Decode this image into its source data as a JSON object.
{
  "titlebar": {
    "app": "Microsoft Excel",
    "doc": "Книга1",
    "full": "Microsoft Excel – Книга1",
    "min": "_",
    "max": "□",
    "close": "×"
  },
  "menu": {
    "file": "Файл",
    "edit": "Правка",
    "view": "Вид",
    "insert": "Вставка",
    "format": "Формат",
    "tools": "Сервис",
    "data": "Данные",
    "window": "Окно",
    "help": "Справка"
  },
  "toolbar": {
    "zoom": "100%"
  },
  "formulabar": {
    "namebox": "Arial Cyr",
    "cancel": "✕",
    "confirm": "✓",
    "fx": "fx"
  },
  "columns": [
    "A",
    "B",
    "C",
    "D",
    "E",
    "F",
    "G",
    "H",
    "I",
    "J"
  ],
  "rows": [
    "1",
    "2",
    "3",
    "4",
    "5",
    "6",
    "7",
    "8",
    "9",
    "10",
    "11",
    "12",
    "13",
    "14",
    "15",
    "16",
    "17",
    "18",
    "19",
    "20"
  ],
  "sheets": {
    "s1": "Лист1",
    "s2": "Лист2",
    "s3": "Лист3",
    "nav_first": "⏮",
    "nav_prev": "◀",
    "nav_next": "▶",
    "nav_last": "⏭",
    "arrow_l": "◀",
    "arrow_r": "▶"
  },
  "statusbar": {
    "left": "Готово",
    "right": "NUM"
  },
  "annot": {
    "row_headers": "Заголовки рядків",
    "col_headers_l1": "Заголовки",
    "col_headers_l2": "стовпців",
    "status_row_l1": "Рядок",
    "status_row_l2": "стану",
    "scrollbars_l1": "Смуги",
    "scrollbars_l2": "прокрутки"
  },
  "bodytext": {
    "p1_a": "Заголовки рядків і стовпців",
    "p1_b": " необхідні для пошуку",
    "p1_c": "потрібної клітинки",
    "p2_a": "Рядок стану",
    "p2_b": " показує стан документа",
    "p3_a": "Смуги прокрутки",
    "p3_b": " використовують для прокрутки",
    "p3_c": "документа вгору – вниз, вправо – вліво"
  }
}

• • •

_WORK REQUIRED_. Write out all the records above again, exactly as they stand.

_FINISHED TASK_.
Decode this image into its source data as a JSON object.
{
  "titlebar": {
    "app": "Microsoft Excel",
    "doc": "Книга1",
    "full": "Microsoft Excel – Книга1",
    "min": "_",
    "max": "□",
    "close": "×"
  },
  "menu": {
    "file": "Файл",
    "edit": "Правка",
    "view": "Вид",
    "insert": "Вставка",
    "format": "Формат",
    "tools": "Сервис",
    "data": "Данные",
    "window": "Окно",
    "help": "Справка"
  },
  "toolbar": {
    "zoom": "100%"
  },
  "formulabar": {
    "namebox": "Arial Cyr",
    "cancel": "✕",
    "confirm": "✓",
    "fx": "fx"
  },
  "columns": [
    "A",
    "B",
    "C",
    "D",
    "E",
    "F",
    "G",
    "H",
    "I",
    "J"
  ],
  "rows": [
    "1",
    "2",
    "3",
    "4",
    "5",
    "6",
    "7",
    "8",
    "9",
    "10",
    "11",
    "12",
    "13",
    "14",
    "15",
    "16",
    "17",
    "18",
    "19",
    "20"
  ],
  "sheets": {
    "s1": "Лист1",
    "s2": "Лист2",
    "s3": "Лист3",
    "nav_first": "⏮",
    "nav_prev": "◀",
    "nav_next": "▶",
    "nav_last": "⏭",
    "arrow_l": "◀",
    "arrow_r": "▶"
  },
  "statusbar": {
    "left": "Готово",
    "right": "NUM"
  },
  "annot": {
    "row_headers": "Заголовки рядків",
    "col_headers_l1": "Заголовки",
    "col_headers_l2": "стовпців",
    "status_row_l1": "Рядок",
    "status_row_l2": "стану",
    "scrollbars_l1": "Смуги",
    "scrollbars_l2": "прокрутки"
  },
  "bodytext": {
    "p1_a": "Заголовки рядків і стовпців",
    "p1_b": " необхідні для пошуку",
    "p1_c": "потрібної клітинки",
    "p2_a": "Рядок стану",
    "p2_b": " показує стан документа",
    "p3_a": "Смуги прокрутки",
    "p3_b": " використовують для прокрутки",
    "p3_c": "документа вгору – вниз, вправо – вліво"
  }
}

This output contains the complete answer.